Dataset entries:

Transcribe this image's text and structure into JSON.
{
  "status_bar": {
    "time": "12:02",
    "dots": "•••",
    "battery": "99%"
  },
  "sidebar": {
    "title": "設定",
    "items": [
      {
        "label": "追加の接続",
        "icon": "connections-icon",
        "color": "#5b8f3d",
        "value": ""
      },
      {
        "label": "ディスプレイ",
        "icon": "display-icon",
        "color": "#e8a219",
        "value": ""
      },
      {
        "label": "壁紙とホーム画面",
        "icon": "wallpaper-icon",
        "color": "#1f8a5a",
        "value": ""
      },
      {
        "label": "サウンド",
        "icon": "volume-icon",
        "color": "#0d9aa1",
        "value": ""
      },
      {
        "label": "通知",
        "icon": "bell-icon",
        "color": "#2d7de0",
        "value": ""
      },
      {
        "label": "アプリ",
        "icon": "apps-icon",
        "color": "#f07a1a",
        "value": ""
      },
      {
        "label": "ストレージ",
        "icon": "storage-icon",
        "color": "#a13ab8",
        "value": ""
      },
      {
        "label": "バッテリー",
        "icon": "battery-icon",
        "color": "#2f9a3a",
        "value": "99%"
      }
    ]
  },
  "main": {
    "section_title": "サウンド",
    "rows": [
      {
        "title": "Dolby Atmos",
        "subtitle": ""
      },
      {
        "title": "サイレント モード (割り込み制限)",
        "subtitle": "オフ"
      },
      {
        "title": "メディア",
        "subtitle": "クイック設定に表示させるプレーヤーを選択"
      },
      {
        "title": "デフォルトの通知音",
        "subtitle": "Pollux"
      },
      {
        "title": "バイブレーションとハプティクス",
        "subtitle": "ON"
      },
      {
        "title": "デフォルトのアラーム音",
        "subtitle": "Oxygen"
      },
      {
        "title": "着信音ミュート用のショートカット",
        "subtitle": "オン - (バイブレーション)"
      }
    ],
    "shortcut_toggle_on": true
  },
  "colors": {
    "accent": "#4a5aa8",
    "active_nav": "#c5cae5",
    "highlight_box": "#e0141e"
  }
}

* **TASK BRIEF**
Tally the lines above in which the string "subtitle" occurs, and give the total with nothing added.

* **SOLUTION TO THIS PROBLEM**
7